A Soviet view
Tragedies always cause an outburst of emotion. A civilian plane is shot down. People die, many people. Words of condolence seem poor, inexpressive, in the face of so terrible a catastrophe.
Yet we live in a world immersed in politics, a world where it is impossible to let emotion bury reason, to subordinate logic to our feelings.
We cannot revive those who passed on. Yet the memory of innocent victims demands that those who live, first, analyze the facts of this tragic event. Second, our judgments must not be based on emotion, but on logically inescapable conclusions of an analysis of facts.
I will start with the facts:
1. The South Korean plane penetrates Soviet air space by up to 300 miles, twice overflying closed security areas (Sakhalin and Kamchatka).
2. For over two hours the Boeing's crew does not reply to warning signals from Soviet pilots.
3. US and Japanese ground staff, particularly military ground staff, keep track not only of the ''lost'' plane but of its interceptors, yet do not warn the plane it is in a dangerous situation.
Now, I would like to suggest the following task: Find the most likely hypothesis, the one most free of contradictions, to explain these facts.
The first that comes to mind is technical failure or crew error. But logically, it is impossible to imagine so great a chain of terrible blunders and failures as to explain the above-cited facts. This simplest of hypotheses fails: It is too unlikely.

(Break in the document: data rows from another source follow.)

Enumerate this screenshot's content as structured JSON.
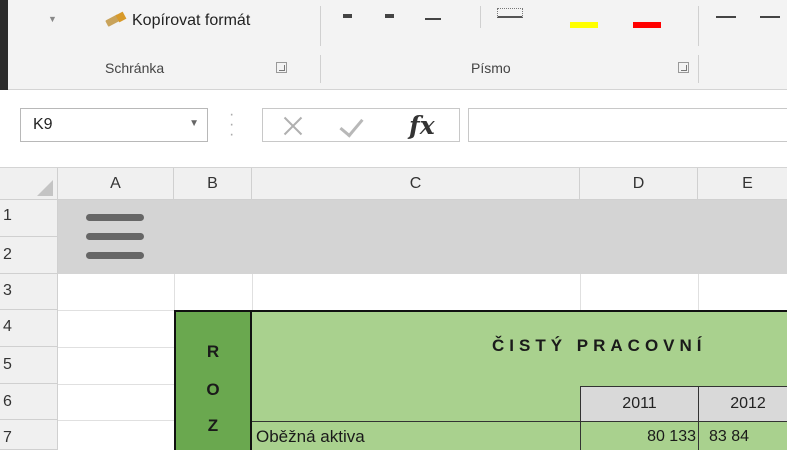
{
  "ribbon": {
    "copy_format_label": "Kopírovat formát",
    "groups": {
      "clipboard": "Schránka",
      "font": "Písmo"
    },
    "colors": {
      "highlight": "#ffff00",
      "font_color": "#ff0000"
    }
  },
  "formula_bar": {
    "name_box": "K9",
    "fx_label": "fx",
    "formula": ""
  },
  "columns": [
    "A",
    "B",
    "C",
    "D",
    "E"
  ],
  "rows": [
    "1",
    "2",
    "3",
    "4",
    "5",
    "6",
    "7"
  ],
  "sheet": {
    "side_letters": [
      "R",
      "O",
      "Z"
    ],
    "title": "ČISTÝ PRACOVNÍ",
    "years": [
      "2011",
      "2012"
    ],
    "row_label": "Oběžná aktiva",
    "row_values": [
      "80 133",
      "83 84"
    ],
    "colors": {
      "side_box": "#6aa84f",
      "title_box": "#a9d18e",
      "banner": "#d4d4d4"
    }
  }
}
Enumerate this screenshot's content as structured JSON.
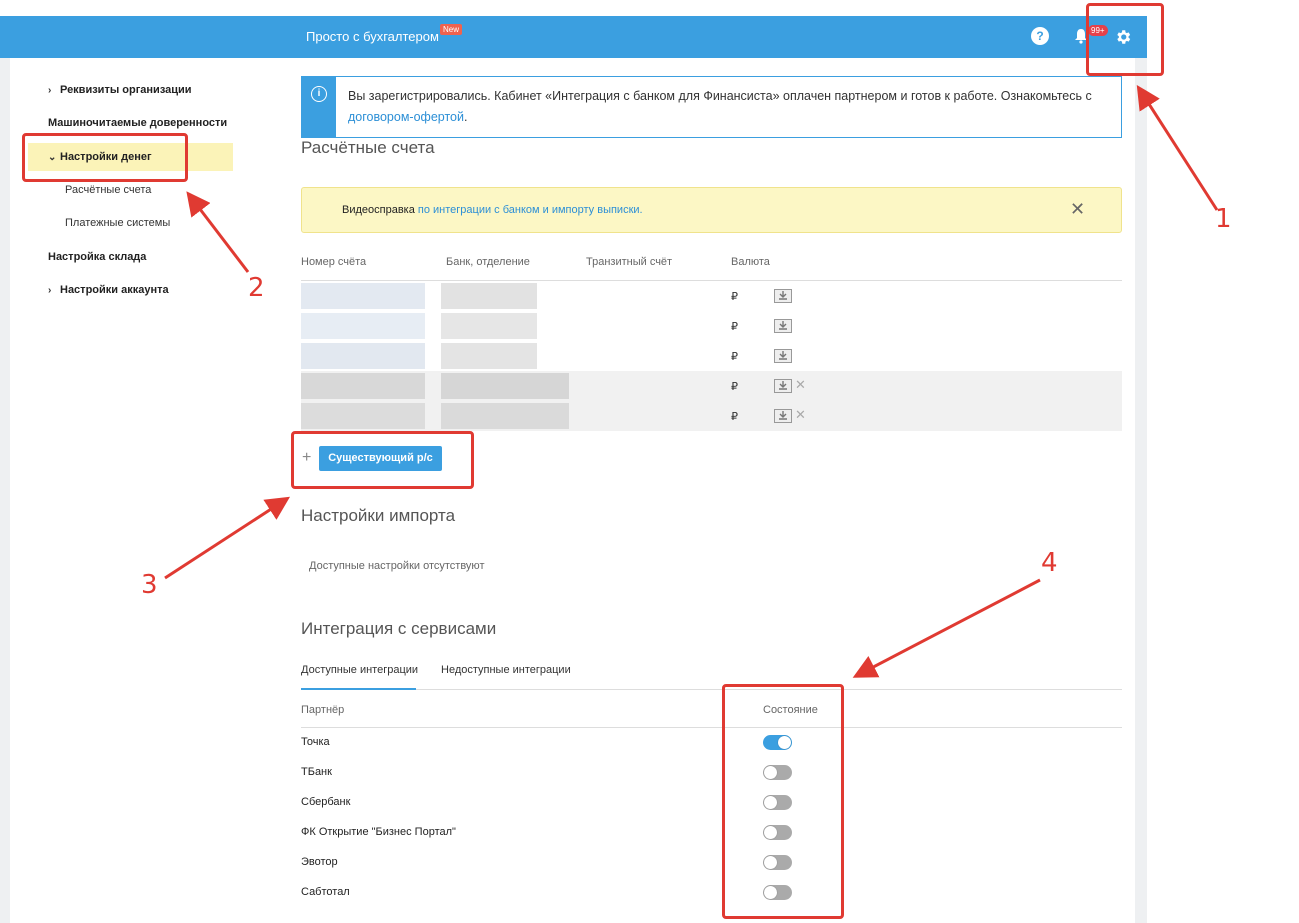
{
  "header": {
    "brand": "Просто с бухгалтером",
    "new_badge": "New",
    "help_label": "?",
    "notifications_count": "99+",
    "accent_color": "#3b9fe0"
  },
  "sidebar": {
    "items": [
      {
        "label": "Реквизиты организации",
        "expandable": true
      },
      {
        "label": "Машиночитаемые доверенности",
        "expandable": false
      },
      {
        "label": "Настройки денег",
        "expandable": true,
        "expanded": true,
        "active": true
      },
      {
        "label": "Расчётные счета",
        "sub": true
      },
      {
        "label": "Платежные системы",
        "sub": true
      },
      {
        "label": "Настройка склада",
        "expandable": false
      },
      {
        "label": "Настройки аккаунта",
        "expandable": true
      }
    ]
  },
  "info_banner": {
    "icon": "info-icon",
    "text": "Вы зарегистрировались. Кабинет «Интеграция с банком для Финансиста» оплачен партнером и готов к работе. Ознакомьтесь с ",
    "link": "договором-офертой",
    "tail": "."
  },
  "accounts": {
    "title": "Расчётные счета",
    "help_prefix": "Видеосправка ",
    "help_link": "по интеграции с банком и импорту выписки.",
    "columns": [
      "Номер счёта",
      "Банк, отделение",
      "Транзитный счёт",
      "Валюта"
    ],
    "rows": [
      {
        "currency": "₽",
        "removable": false
      },
      {
        "currency": "₽",
        "removable": false
      },
      {
        "currency": "₽",
        "removable": false
      },
      {
        "currency": "₽",
        "removable": true
      },
      {
        "currency": "₽",
        "removable": true
      }
    ],
    "add_symbol": "+",
    "add_button": "Существующий р/с"
  },
  "import": {
    "title": "Настройки импорта",
    "empty": "Доступные настройки отсутствуют"
  },
  "integrations": {
    "title": "Интеграция с сервисами",
    "tabs": [
      "Доступные интеграции",
      "Недоступные интеграции"
    ],
    "active_tab": 0,
    "columns": [
      "Партнёр",
      "Состояние"
    ],
    "partners": [
      {
        "name": "Точка",
        "enabled": true
      },
      {
        "name": "ТБанк",
        "enabled": false
      },
      {
        "name": "Сбербанк",
        "enabled": false
      },
      {
        "name": "ФК Открытие \"Бизнес Портал\"",
        "enabled": false
      },
      {
        "name": "Эвотор",
        "enabled": false
      },
      {
        "name": "Сабтотал",
        "enabled": false
      }
    ]
  },
  "annotations": {
    "labels": [
      "1",
      "2",
      "3",
      "4"
    ],
    "color": "#e03a32"
  }
}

One hears other, more exotic, ones: The crew wanted to save fuel and so ''cut'' its prescribed route. . . . A passenger was using a mini-calculator and somehow fouled the plane's computer. . . . Mysterious terrorists were trying to hijack the plane. . . . Or even that all was set up by the late Rep. Lawrence McDonald, ready to die ''to prove how terrible communists are.'' In principle, anything is possible that does not contradict the laws of physics. Yet none of these hypotheses, taken seriously, can explain all, I repeat all, of the facts. . . .
Hypothesis: The crew intentionally, for reasons having nothing to do with the conveyance of passengers, changed course. . . . I know Americans will find it unpleasant to read this. They do not want to believe anyone is capable of risking the lives of innocent passengers to satisfy ''curiosity'' about our airspace. But logic dictates that conclusion. I am ready to accept another, but none has convincingly been offered.
Still, if the Soviet pilots had known they were dealing with a civilian jet with passengers aboard, I am sure events would have gone differently. The pilots could not know this. The plane did not make radio contact or answer internationally accepted signals. You may say: But the plane bears identification marks. But these can be seen in daylight. It is virtually impossible to see them at night. It could not occur to our pilots or land-based anti-air defense that this stubbornly silent plane - overflying Kamchatka and Sakhalin, barred to civilian craft - was on a routine flight. . . .
The pilots could not have doubted they were facing a US spy plane - whether a ''normal'' RC135, or a specially equipped Boeing 747. This is the tragic chain of events that led to catastrophe.